  5. In a later rewrite, the android Ash describes it as "An intergalactic parasite, capable of laying dormant for thousands of years, perhaps for all time, who knows, its sole purpose to destroy other species merely to recreate itself, for life and anti-life
b) However Veronica Cartwright was able to reminisce on what  Ian Holm as Ash's earlier dialogue before it was rewritten where he asked the rest of the crew if anyone else had tried to communicate with it and it appeared that the creature was part of an experimental program which in a way made the creature less evil but Veronica wasn't able to go into any more about the whole matter.
  1. Veronica: The original scene had more grapey things and stuff and so I guess they took in, erm, I talked to Ian later, he said they went back and reshot with more tubey looking odds and ends, and they also changed the dialogue, that wasn't what it was originally. Well that whole thing about how nobody'd bothered to try to communicate with it, I mean maybe if we gave it a chance, it was part of an experimental program which in a weird way didn't make him as evil. Originally this is where he brought up "has anybody tried to communicate with it?", and we were all standing around, you know, and listening to him, he was so touching when he was doing it and and then Ridley shouts "Cut!" because he had milk, and he had grapes and he had little, he hated the little silver balls that were like on the c.... so here we are, we were all like sitting there with bated breath listening to Ian, he's got his head in the middle of the table, you know with grapes and all sorts of stuff hanging off his head and then he uh, he shouts cut because he didn't like the silver balls so, what you see is Ian with that months later and redid it, but I r.. I loved his ideas. he, Ian had this twitch through the thing which you don't get to see very much, he had like, he starts out fine, but as he starts to get, why, this left eye, would like, twitch all the time as he starts to break down. (Blu-Ray commentary 1:23:12 )   
  2. Veronica Cartwright: Well, part of the whole thing was that, um, Ian's character , remember he, he asked us whether or not we tried to communicate with it, and none of us ever did. We just assumed it was big ugly and nasty. So now.

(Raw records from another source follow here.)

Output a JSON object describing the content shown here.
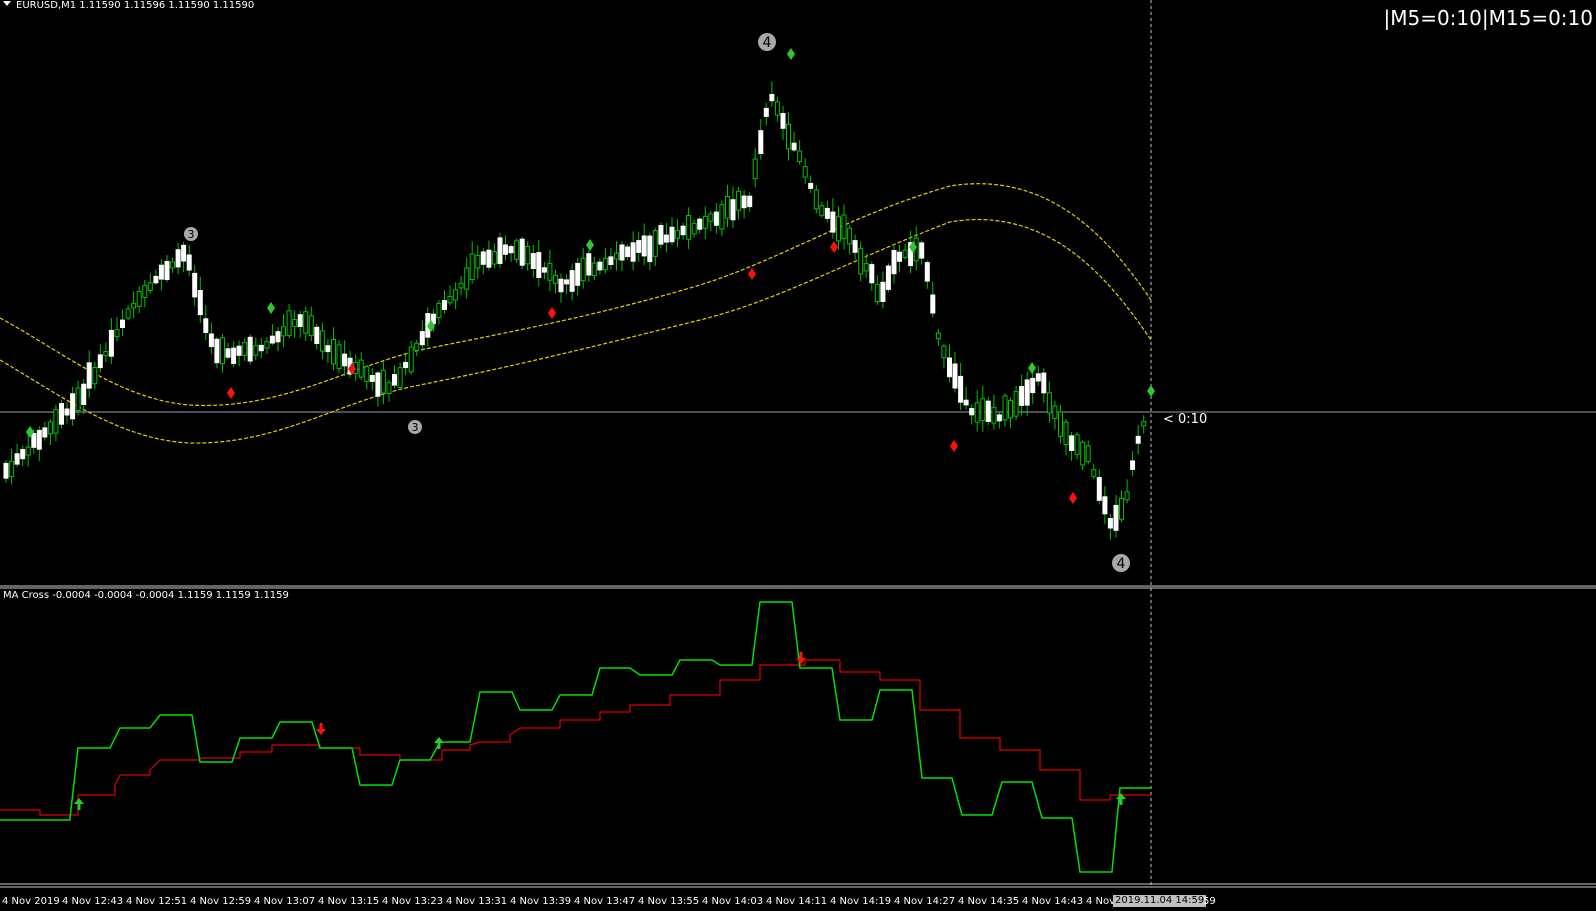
{
  "header": {
    "symbol_info": "EURUSD,M1  1.11590 1.11596 1.11590 1.11590",
    "timer_readout": "|M5=0:10|M15=0:10"
  },
  "price_line": {
    "tag": "< 0:10"
  },
  "indicator": {
    "header": "MA Cross -0.0004 -0.0004 -0.0004   1.1159 1.1159 1.1159"
  },
  "wave_labels": {
    "top": "4",
    "left_top": "3",
    "mid_bottom": "3",
    "right_bottom": "4"
  },
  "time_axis": {
    "ticks": [
      "4 Nov 2019",
      "4 Nov 12:43",
      "4 Nov 12:51",
      "4 Nov 12:59",
      "4 Nov 13:07",
      "4 Nov 13:15",
      "4 Nov 13:23",
      "4 Nov 13:31",
      "4 Nov 13:39",
      "4 Nov 13:47",
      "4 Nov 13:55",
      "4 Nov 14:03",
      "4 Nov 14:11",
      "4 Nov 14:19",
      "4 Nov 14:27",
      "4 Nov 14:35",
      "4 Nov 14:43",
      "4 Nov"
    ],
    "cursor_time": "2019.11.04 14:59",
    "trailing_fragment": "59"
  },
  "colors": {
    "background": "#000000",
    "bull_candle": "#ffffff",
    "wick": "#00c000",
    "ma_band": "#e6d200",
    "fast_ma": "#00e000",
    "slow_ma": "#e00000",
    "buy_signal": "#2ec82e",
    "sell_signal": "#ff1010",
    "wave_label_bg": "#a8a8a8"
  }
}
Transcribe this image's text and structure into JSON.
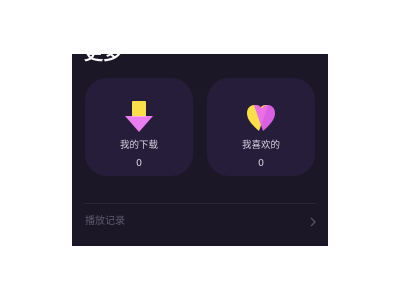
{
  "section": {
    "title": "更多"
  },
  "cards": [
    {
      "label": "我的下载",
      "count": "0",
      "icon": "download-arrow-icon"
    },
    {
      "label": "我喜欢的",
      "count": "0",
      "icon": "heart-icon"
    }
  ],
  "history": {
    "label": "播放记录",
    "icon": "chevron-right-icon"
  },
  "colors": {
    "panel_bg": "#1c1726",
    "card_bg": "#261d3a",
    "text": "#d6d2e0",
    "muted": "#5f5970",
    "yellow": "#f9e04b",
    "pink": "#e866f0"
  }
}
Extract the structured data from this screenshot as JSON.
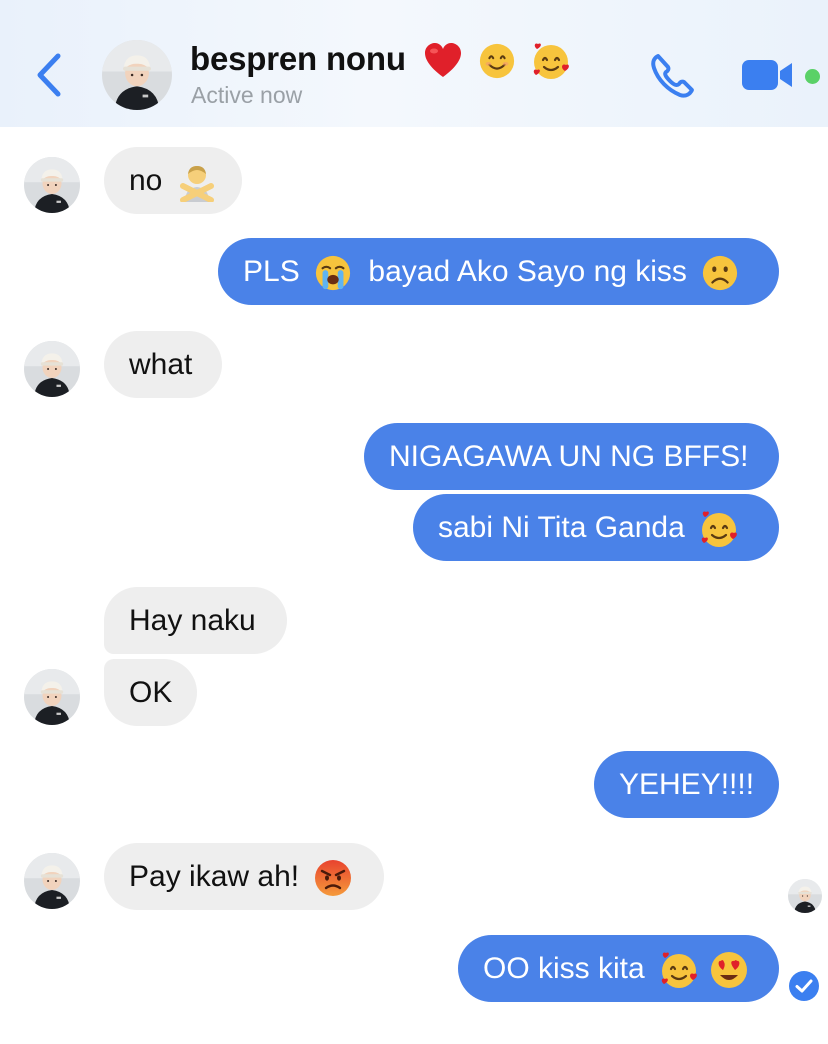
{
  "header": {
    "contact_name": "bespren nonu",
    "status": "Active now",
    "name_emojis": [
      "heart-emoji",
      "smiling-face-emoji",
      "smiling-face-with-hearts-emoji"
    ]
  },
  "icons": {
    "back": "chevron-left-icon",
    "call": "phone-icon",
    "video": "video-camera-icon"
  },
  "colors": {
    "accent": "#3b7ff0",
    "outgoing_bubble": "#4a82e8",
    "incoming_bubble": "#eeeeee",
    "online": "#5ad167"
  },
  "messages": [
    {
      "sender": "contact",
      "text": "no",
      "emoji": "person-gesturing-no-emoji"
    },
    {
      "sender": "me",
      "text": "PLS",
      "emoji": "loudly-crying-face-emoji",
      "text2": "bayad Ako Sayo ng kiss",
      "emoji2": "frowning-face-emoji"
    },
    {
      "sender": "contact",
      "text": "what"
    },
    {
      "sender": "me",
      "text": "NIGAGAWA UN NG BFFS!"
    },
    {
      "sender": "me",
      "text": "sabi Ni Tita Ganda",
      "emoji": "smiling-face-with-hearts-emoji"
    },
    {
      "sender": "contact",
      "text": "Hay naku"
    },
    {
      "sender": "contact",
      "text": "OK"
    },
    {
      "sender": "me",
      "text": "YEHEY!!!!"
    },
    {
      "sender": "contact",
      "text": "Pay ikaw ah!",
      "emoji": "angry-face-emoji"
    },
    {
      "sender": "me",
      "text": "OO kiss kita",
      "emoji": "smiling-face-with-hearts-emoji",
      "emoji2": "heart-eyes-emoji"
    }
  ]
}
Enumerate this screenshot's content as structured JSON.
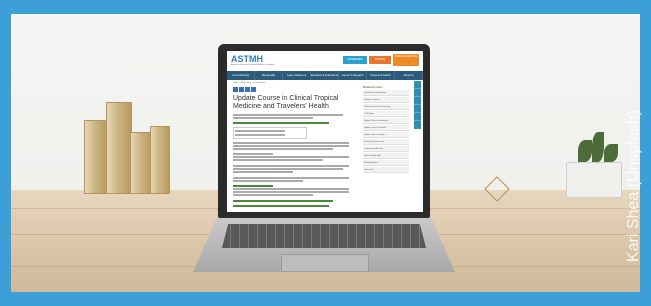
{
  "photo": {
    "credit": "Kari Shea (Unsplash)",
    "frame_color": "#3c9fd8"
  },
  "website": {
    "logo": "ASTMH",
    "tagline": "American Society of Tropical Medicine & Hygiene",
    "header_buttons": [
      {
        "label": "JOIN/RENEW",
        "color": "#2f9fd0"
      },
      {
        "label": "DONATE",
        "color": "#e8772e"
      },
      {
        "label": "ANNUAL MEETING",
        "color": "#f08a24"
      }
    ],
    "nav": [
      "Annual Meeting",
      "Membership",
      "Learn, Advance & Engage",
      "Education & Professional Development",
      "Careers & Research",
      "Pioneers & Awards",
      "About Us"
    ],
    "breadcrumb": "Home > Education > Certification",
    "page_title": "Update Course in Clinical Tropical Medicine and Travelers' Health",
    "sidebar_title": "Related Links",
    "sidebar_items": [
      "Certificate of Knowledge",
      "Diploma Courses",
      "Clinical Consultants Directory",
      "CTH Exam",
      "Update Course Information",
      "Update Course Schedule",
      "Update Course Faculty",
      "Exam Prep Resources",
      "Continuing Education",
      "Global Health Jobs",
      "Related Articles",
      "Contact Us"
    ],
    "rail_icons": [
      "person-icon",
      "email-icon",
      "heart-icon",
      "share-icon",
      "print-icon"
    ]
  }
}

Nobody ever bothered to communicate with it or tried. 
    Harry Dean Stanton:With the monster 
    Veronica Cartwright:With the monster  
    Harry Dean Stanton: What the fuck am I going to say to him   
    Veronica Cartwright:Well no, it's like a beauty and the beast thing.  
    Tom Skerrit: We didn't communicate with it , it felt ignored it got pissed with people. It wanted a hug probably  
    Harry Dean Stanton: It didn't look like something that would be articulate in English. What are you talking about? Communicating...  
    Veronica Cartwright:That's what... That's what he said "had anybody tried to communicate with it"

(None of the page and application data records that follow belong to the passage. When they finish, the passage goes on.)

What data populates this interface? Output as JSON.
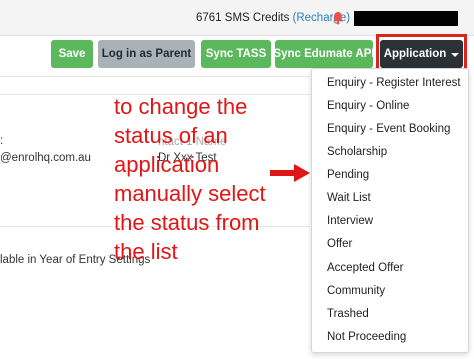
{
  "topbar": {
    "sms_credits": "6761 SMS Credits",
    "recharge": "(Recharge)",
    "bell_icon": "bell-icon",
    "redacted_color": "#000000"
  },
  "toolbar": {
    "save_label": "Save",
    "parent_label": "Log in as Parent",
    "tass_label": "Sync TASS",
    "edumate_label": "Sync Edumate API",
    "application_label": "Application"
  },
  "form": {
    "colon": ":",
    "email": "@enrolhq.com.au",
    "contact_label": "ntact 1 Name",
    "contact_name": "Dr Xxx Test",
    "year_of_entry": "lable in Year of Entry Settings"
  },
  "annotation": {
    "lines": [
      "to change the",
      "status of an",
      "application",
      "manually select",
      "the status from",
      "the list"
    ],
    "color": "#e01515"
  },
  "dropdown": {
    "items": [
      "Enquiry - Register Interest",
      "Enquiry - Online",
      "Enquiry - Event Booking",
      "Scholarship",
      "Pending",
      "Wait List",
      "Interview",
      "Offer",
      "Accepted Offer",
      "Community",
      "Trashed",
      "Not Proceeding"
    ]
  },
  "colors": {
    "success": "#5cb85c",
    "secondary": "#aab2b8",
    "dark": "#2b3137",
    "highlight": "#d9261c",
    "link": "#2a7fc1"
  }
}
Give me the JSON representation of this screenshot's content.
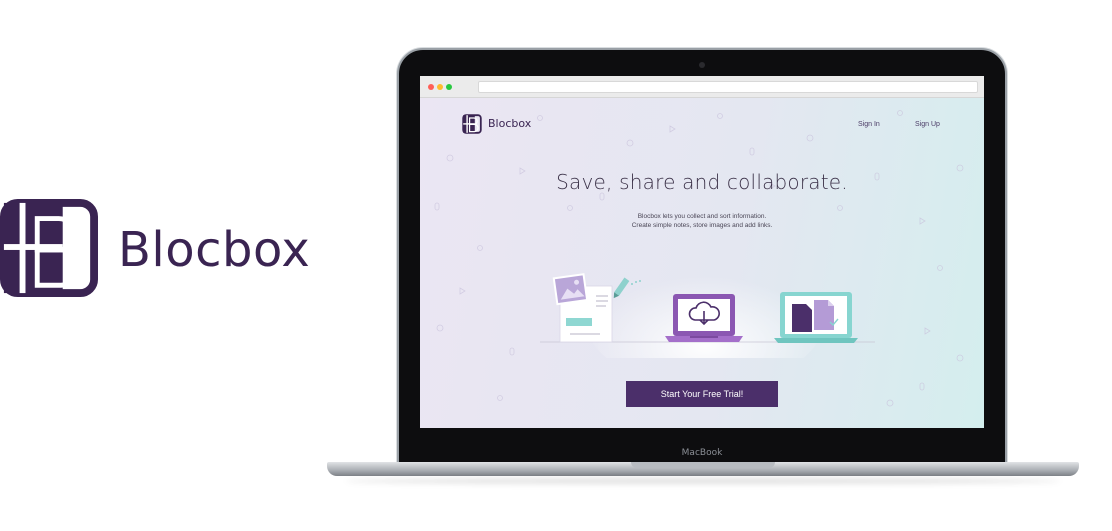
{
  "brand": {
    "name": "Blocbox",
    "color": "#3a2452"
  },
  "laptop": {
    "chin_label": "MacBook"
  },
  "browser": {
    "dots": [
      "#ff5f57",
      "#febc2e",
      "#28c840"
    ]
  },
  "site": {
    "brand": "Blocbox",
    "nav": {
      "sign_in": "Sign In",
      "sign_up": "Sign Up"
    },
    "headline": "Save, share and collaborate.",
    "subtext_line1": "Blocbox lets you collect and sort information.",
    "subtext_line2": "Create simple notes, store images and add links.",
    "cta": "Start Your Free Trial!",
    "accent": "#4b2f6a",
    "illustration": {
      "left": "notes-and-image-icon",
      "center": "cloud-upload-laptop-icon",
      "right": "documents-laptop-icon"
    }
  }
}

    Harry Dean Stanton: What, Ian says that?

    Veronica Cartwright:Yeah. When he's a robot. The whole thing is nobody tried to

    Harry Dean Stanton: I hate Ian in this   
    Veronica Cartwright: nobody tried to communicate with it. They just assumed it was , it was awful. Who knows, maybe it wasn't necessarily out to hurt us, but nobody bothered to try, see if there was any difference

    Tom Skerrit: It was out to hurt us, yeah  
    Harry Dean Stanton:We should have cuddled him and pet him all over

    Tom Skerrit: He's got hydrochloric acid running through its veins, it's out to hurt us

    Veronica Cartwright: It's out to get us. But that's part of the whole thing.
(Alien Director's cut DVD/bluray commentary (1:54:17)